A tuktuk sits on a hill overlooking grass-covered That Foun (also called That Chomsi). The brick stupa (Buddhist shrine) was built in 1576 in an ancient capital city, Xieng Khuang, in present-day Muang Khoun (northeastern Laos).
In the 19th century, Chinese bandits tunnelled into the stupa’s interior, creating the entryway that is visible today. They spirited away the priceless Buddhist relics from within.
Where in the World?
Photography & text © Tricia A. Mitchell. All Rights Reserved.
Wat Phia Wat and its focal point — a war-scarred Buddha statue — are located in Muang Khoun, only 30 kilometers from Phonsavan, Laos.
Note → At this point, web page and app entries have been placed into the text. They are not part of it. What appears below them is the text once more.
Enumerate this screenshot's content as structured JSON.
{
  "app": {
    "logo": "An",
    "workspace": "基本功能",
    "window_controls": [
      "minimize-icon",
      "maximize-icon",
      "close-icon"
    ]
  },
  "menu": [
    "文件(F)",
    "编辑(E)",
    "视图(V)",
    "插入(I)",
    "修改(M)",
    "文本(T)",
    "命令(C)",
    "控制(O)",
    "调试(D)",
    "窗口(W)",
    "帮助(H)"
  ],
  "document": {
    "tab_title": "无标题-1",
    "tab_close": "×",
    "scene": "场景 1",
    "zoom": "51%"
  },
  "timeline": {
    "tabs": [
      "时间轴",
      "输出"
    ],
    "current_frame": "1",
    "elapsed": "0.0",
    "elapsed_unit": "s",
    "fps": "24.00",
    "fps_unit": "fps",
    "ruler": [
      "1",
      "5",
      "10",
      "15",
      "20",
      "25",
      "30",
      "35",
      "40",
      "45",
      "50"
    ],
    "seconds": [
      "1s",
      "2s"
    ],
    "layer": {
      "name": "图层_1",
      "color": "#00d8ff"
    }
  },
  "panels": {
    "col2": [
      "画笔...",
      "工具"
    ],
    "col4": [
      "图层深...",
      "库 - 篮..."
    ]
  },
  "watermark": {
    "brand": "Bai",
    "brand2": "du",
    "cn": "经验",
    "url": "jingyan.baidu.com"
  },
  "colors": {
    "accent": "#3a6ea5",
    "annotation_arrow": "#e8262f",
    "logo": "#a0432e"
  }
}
Muang Khoun was previously the region’s capital city, but all that remains of the capital today are the fragments of Wat Phia Wat, as well as a few stupas.
Given rugged dirt roads we’d encountered just days earlier on a tour of the Plain of Jars, we were not eager to hop back into a tuktuk and endure more bumpiness to get to Wat Phia Wat. (During that earlier drive, we’d felt like kernels of corn being tossed in a popcorn popper!) Nevertheless, to better understand the American Secret War in Laos, Shawn and I felt it was important to see Wat Phia Wat, so we pressed on.
Continue reading “The Enduring Buddha at War-Ravaged Wat Phia Wat, Laos”